Collection entries:
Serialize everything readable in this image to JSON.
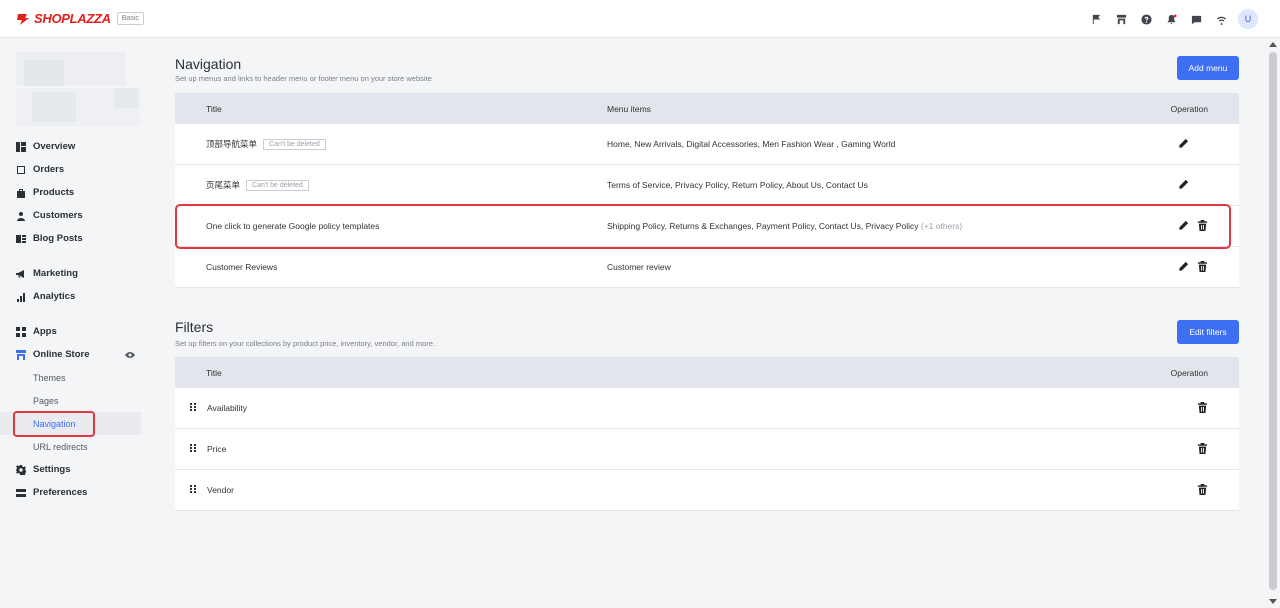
{
  "brand": {
    "name": "SHOPLAZZA",
    "plan": "Basic",
    "accent": "#e3201b"
  },
  "topbar": {
    "avatar_letter": "U",
    "icons": [
      "flag-icon",
      "store-icon",
      "help-icon",
      "bell-icon",
      "message-icon",
      "wifi-icon"
    ]
  },
  "sidebar": {
    "items": [
      {
        "label": "Overview",
        "icon": "overview-icon"
      },
      {
        "label": "Orders",
        "icon": "orders-icon"
      },
      {
        "label": "Products",
        "icon": "products-icon"
      },
      {
        "label": "Customers",
        "icon": "customers-icon"
      },
      {
        "label": "Blog Posts",
        "icon": "blog-icon"
      },
      {
        "label": "Marketing",
        "icon": "megaphone-icon"
      },
      {
        "label": "Analytics",
        "icon": "analytics-icon"
      },
      {
        "label": "Apps",
        "icon": "apps-icon"
      },
      {
        "label": "Online Store",
        "icon": "store-icon"
      },
      {
        "label": "Settings",
        "icon": "gear-icon"
      },
      {
        "label": "Preferences",
        "icon": "preferences-icon"
      }
    ],
    "sub_items": [
      "Themes",
      "Pages",
      "Navigation",
      "URL redirects"
    ],
    "active_sub": "Navigation"
  },
  "navigation": {
    "title": "Navigation",
    "description": "Set up menus and links to header menu or footer menu on your store website",
    "add_button": "Add menu",
    "columns": {
      "title": "Title",
      "items": "Menu items",
      "operation": "Operation"
    },
    "rows": [
      {
        "title": "顶部导航菜单",
        "tag": "Can't be deleted",
        "items": "Home, New Arrivals, Digital Accessories, Men Fashion Wear , Gaming World",
        "extra": ""
      },
      {
        "title": "页尾菜单",
        "tag": "Can't be deleted",
        "items": "Terms of Service, Privacy Policy, Return Policy, About Us, Contact Us",
        "extra": ""
      },
      {
        "title": "One click to generate Google policy templates",
        "tag": "",
        "items": "Shipping Policy, Returns & Exchanges, Payment Policy, Contact Us, Privacy Policy",
        "extra": "(+1 others)"
      },
      {
        "title": "Customer Reviews",
        "tag": "",
        "items": "Customer review",
        "extra": ""
      }
    ]
  },
  "filters": {
    "title": "Filters",
    "description": "Set up filters on your collections by product price, inventory, vendor, and more.",
    "edit_button": "Edit filters",
    "columns": {
      "title": "Title",
      "operation": "Operation"
    },
    "rows": [
      {
        "title": "Availability"
      },
      {
        "title": "Price"
      },
      {
        "title": "Vendor"
      }
    ]
  }
}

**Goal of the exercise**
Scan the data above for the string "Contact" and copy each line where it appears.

**Your solution**
        "items": "Terms of Service, Privacy Policy, Return Policy, About Us, Contact Us",
        "items": "Shipping Policy, Returns & Exchanges, Payment Policy, Contact Us, Privacy Policy",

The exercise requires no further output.